_PROBLEM STATEMENT_
Give back each entry unchanged, minus pictures.

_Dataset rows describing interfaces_

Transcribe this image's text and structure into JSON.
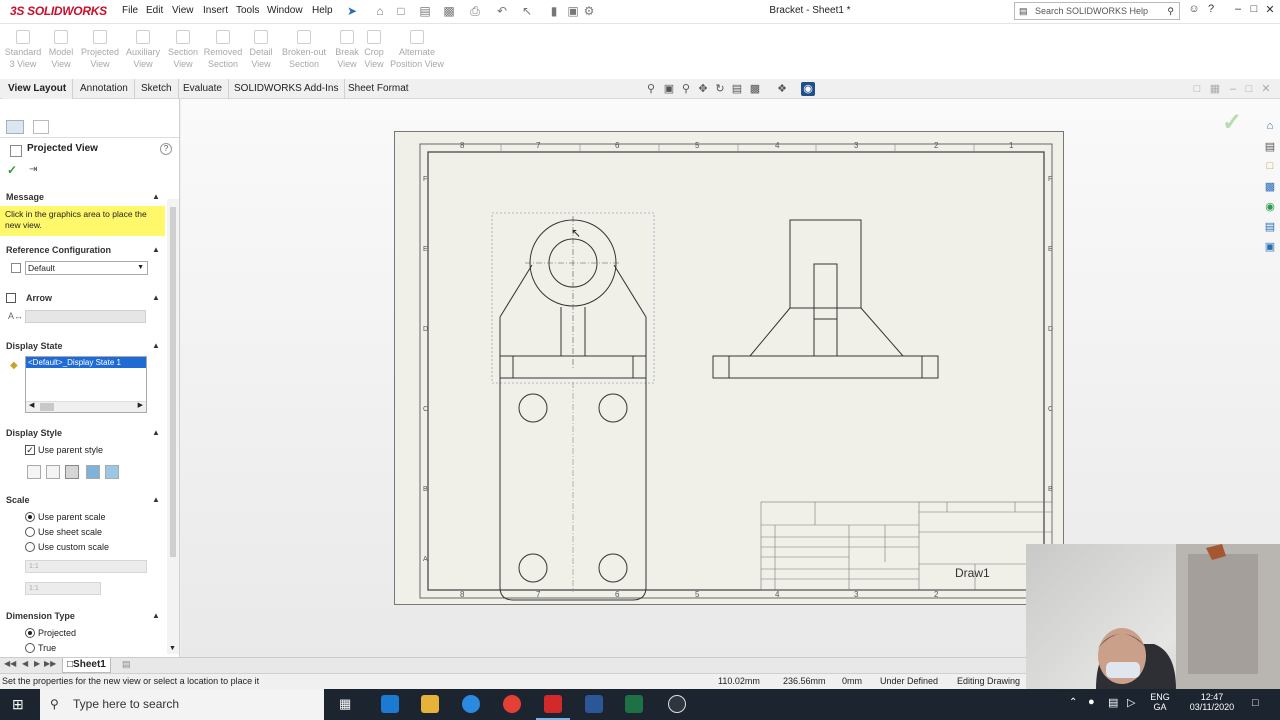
{
  "app": {
    "logo_text": "3S SOLIDWORKS",
    "menu": [
      "File",
      "Edit",
      "View",
      "Insert",
      "Tools",
      "Window",
      "Help"
    ],
    "document_title": "Bracket - Sheet1 *",
    "search_placeholder": "Search SOLIDWORKS Help"
  },
  "command_bar": {
    "items": [
      {
        "line1": "Standard",
        "line2": "3 View"
      },
      {
        "line1": "Model",
        "line2": "View"
      },
      {
        "line1": "Projected",
        "line2": "View"
      },
      {
        "line1": "Auxiliary",
        "line2": "View"
      },
      {
        "line1": "Section",
        "line2": "View"
      },
      {
        "line1": "Removed",
        "line2": "Section"
      },
      {
        "line1": "Detail",
        "line2": "View"
      },
      {
        "line1": "Broken-out",
        "line2": "Section"
      },
      {
        "line1": "Break",
        "line2": "View"
      },
      {
        "line1": "Crop",
        "line2": "View"
      },
      {
        "line1": "Alternate",
        "line2": "Position View"
      }
    ]
  },
  "tabs": [
    "View Layout",
    "Annotation",
    "Sketch",
    "Evaluate",
    "SOLIDWORKS Add-Ins",
    "Sheet Format"
  ],
  "panel": {
    "title": "Projected View",
    "message_header": "Message",
    "message_text": "Click in the graphics area to place the new view.",
    "ref_config_header": "Reference Configuration",
    "ref_config_value": "Default",
    "arrow_header": "Arrow",
    "display_state_header": "Display State",
    "display_state_value": "<Default>_Display State 1",
    "display_style_header": "Display Style",
    "use_parent_style": "Use parent style",
    "scale_header": "Scale",
    "scale_options": [
      "Use parent scale",
      "Use sheet scale",
      "Use custom scale"
    ],
    "scale_value_1": "1:1",
    "scale_value_2": "1:1",
    "dimension_type_header": "Dimension Type",
    "dimension_options": [
      "Projected",
      "True"
    ]
  },
  "sheet": {
    "col_labels_top": [
      "8",
      "7",
      "6",
      "5",
      "4",
      "3",
      "2",
      "1"
    ],
    "row_labels": [
      "F",
      "E",
      "D",
      "C",
      "B",
      "A"
    ],
    "title_block_text": "Draw1"
  },
  "sheet_tabs": {
    "active": "Sheet1"
  },
  "status": {
    "message": "Set the properties for the new view or select a location to place it",
    "x": "110.02mm",
    "y": "236.56mm",
    "z": "0mm",
    "state": "Under Defined",
    "mode": "Editing Drawing"
  },
  "taskbar": {
    "search_placeholder": "Type here to search",
    "lang_line1": "ENG",
    "lang_line2": "GA",
    "time": "12:47",
    "date": "03/11/2020"
  }
}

_WRITTEN ANSWER_
Transcribe this image's text and structure into JSON.
{
  "app": {
    "logo_text": "3S SOLIDWORKS",
    "menu": [
      "File",
      "Edit",
      "View",
      "Insert",
      "Tools",
      "Window",
      "Help"
    ],
    "document_title": "Bracket - Sheet1 *",
    "search_placeholder": "Search SOLIDWORKS Help"
  },
  "command_bar": {
    "items": [
      {
        "line1": "Standard",
        "line2": "3 View"
      },
      {
        "line1": "Model",
        "line2": "View"
      },
      {
        "line1": "Projected",
        "line2": "View"
      },
      {
        "line1": "Auxiliary",
        "line2": "View"
      },
      {
        "line1": "Section",
        "line2": "View"
      },
      {
        "line1": "Removed",
        "line2": "Section"
      },
      {
        "line1": "Detail",
        "line2": "View"
      },
      {
        "line1": "Broken-out",
        "line2": "Section"
      },
      {
        "line1": "Break",
        "line2": "View"
      },
      {
        "line1": "Crop",
        "line2": "View"
      },
      {
        "line1": "Alternate",
        "line2": "Position View"
      }
    ]
  },
  "tabs": [
    "View Layout",
    "Annotation",
    "Sketch",
    "Evaluate",
    "SOLIDWORKS Add-Ins",
    "Sheet Format"
  ],
  "panel": {
    "title": "Projected View",
    "message_header": "Message",
    "message_text": "Click in the graphics area to place the new view.",
    "ref_config_header": "Reference Configuration",
    "ref_config_value": "Default",
    "arrow_header": "Arrow",
    "display_state_header": "Display State",
    "display_state_value": "<Default>_Display State 1",
    "display_style_header": "Display Style",
    "use_parent_style": "Use parent style",
    "scale_header": "Scale",
    "scale_options": [
      "Use parent scale",
      "Use sheet scale",
      "Use custom scale"
    ],
    "scale_value_1": "1:1",
    "scale_value_2": "1:1",
    "dimension_type_header": "Dimension Type",
    "dimension_options": [
      "Projected",
      "True"
    ]
  },
  "sheet": {
    "col_labels_top": [
      "8",
      "7",
      "6",
      "5",
      "4",
      "3",
      "2",
      "1"
    ],
    "row_labels": [
      "F",
      "E",
      "D",
      "C",
      "B",
      "A"
    ],
    "title_block_text": "Draw1"
  },
  "sheet_tabs": {
    "active": "Sheet1"
  },
  "status": {
    "message": "Set the properties for the new view or select a location to place it",
    "x": "110.02mm",
    "y": "236.56mm",
    "z": "0mm",
    "state": "Under Defined",
    "mode": "Editing Drawing"
  },
  "taskbar": {
    "search_placeholder": "Type here to search",
    "lang_line1": "ENG",
    "lang_line2": "GA",
    "time": "12:47",
    "date": "03/11/2020"
  }
}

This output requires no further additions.